By Michael Moore
The Royal Barges are one of Bangkok's most fascinating
sights. Housed in sheds in The Royal Barge National Museum
on Bangkok Noi Canal on the Thonburi side of the Chao Phraya
River, they provide a fascinating insight into Thai history
and culture. These are not barges in the sense of vessels
employed to carry cargo up and down the river. Rather, they
are ornately decorated boats with magnificently carved prows
that at one time served a military function, but today are
limited to use in State ceremonies and celebrations.
The most impressive and important of the boats is Suphanahong,
the King's personal barge. Built in 1911 to resemble
a mythical swan, the 46 metre craft was hewn from a single
tree and is covered with intricate gilt carvings and colourful
pieces of glass, forming an eye-catching mosaic. There is
a golden pavilion on board to house the King and his Royal
family. It is not an easy task to get this vessel moving;
it requires 54 oarsmen, who paddle in time to the rhythmic
beat of a drummer following a melodic chant called a "bot
In addition to Suphanahong, there are several other barges
in the museum. On their bows sit a variety of figureheads
taken from Thai mythology, Ramakian. One barge features a
sacred Garuda; another Hanuman the monkey and yet another
possesses the seven heads of Naga, the mythical serpent with
white fangs that is often portrayed giving shelter to Buddha.
The most recently created barge is the royal barge Narai Song
Suban H.M Rama IX built in honour of the current King's 50th
year on the throne. Its prow has the head of the Hindu god
Narayana mounted on a Garuda. All of these barges are fascinating
to view as they possess a remarkable degree of craftsmanship
and are absolutely unique. Said with more simplicity, there
isn't anything quite like them anywhere else in the world.
To see the barges gliding through the water is a spectacle
but one must plan well in advance or just be lucky enough
to catch them, for they are only used sparingly. Each year
at the full moon marking songkran the Thai New Year, a grand
procession of barges is formed to transport the King from
his palace to the temple of the Emerald Buddha, for the ceremonial
change of Buddha's clothes. The fervently respected Emerald
Buddha has its dress changed by the King three times a year,
signifying the three seasons of Thailand; hot, rainy and cool.
One of the best times to see the barges is during the royal
kathin ceremony that marks ok phansaa - the end of the Buddhist
period of lent that stretches from around July to October,
calculated by three full lunar cycles. This celebration marks
the end of the rainy season and prompts a massive procession
of barges on the Chao Phraya to carry robes to monks at the
Temple of Dawn.
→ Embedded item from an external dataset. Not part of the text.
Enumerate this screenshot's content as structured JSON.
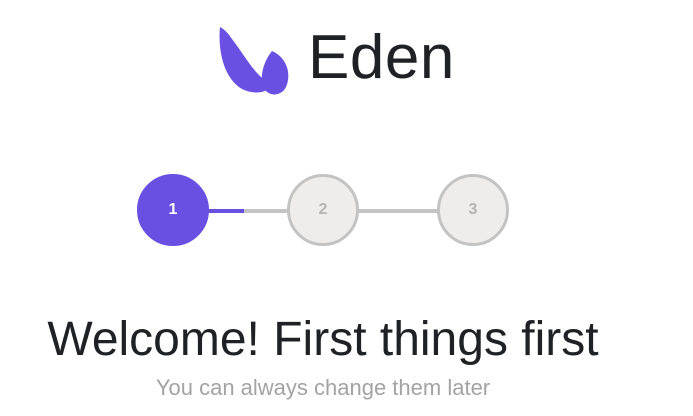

The procession was revived by HRH King Bhumibol
in 1959 and has become a national event of cultural importance
ever since. Re-establishing the procession required the rebuilding
of several barges, some in their entirety and the re-attachment
of some mastheads previously kept in the museum.
The cavalcade is truly massive and consists of a formation
of five rows of barges that is 1,110 metres long and 90 metres
wide. The 52 vessels are propelled through the water by 2,082
oarsmen. They proceed down the Chao Phraya from the Wasukri
Royal Landing Place, past the Temple of the Emerald Buddha,
the Grand Palace and Wat Po until they reach the Temple of
Dawn, a distance of about three kilometres.
Four royal barges are at the centre of the flotilla, including
the Anantanagaraj, carrying robes for the monks and Suphannahongse,
carrying His Majesty the King and other members of the Royal
Family. Lesser barges surround the royal ones in a protective
frame as they flow upstream.
When King Rama IX revived the procession of barges and the
kathin ceremony at the Temple of Dawn, a significant element
of Thai culture and history was preserved for future generations.
Those who view the procession see Thailand as it used to be
and gain a little more some valuable insight into the unique
culture that this wonderful country contains.
The Royal Barge National Museum can be easily reached by
boat. Take the Chao Phraya Express Boat and get off at the
Rod Fai Pier. Then walk down the street parallel to the railroad
tracks until you reach a bridge over the canal. Cross the
bridge and follow the wooden walkway to the Museum. It is
open daily and there is a 10 baht admission charge.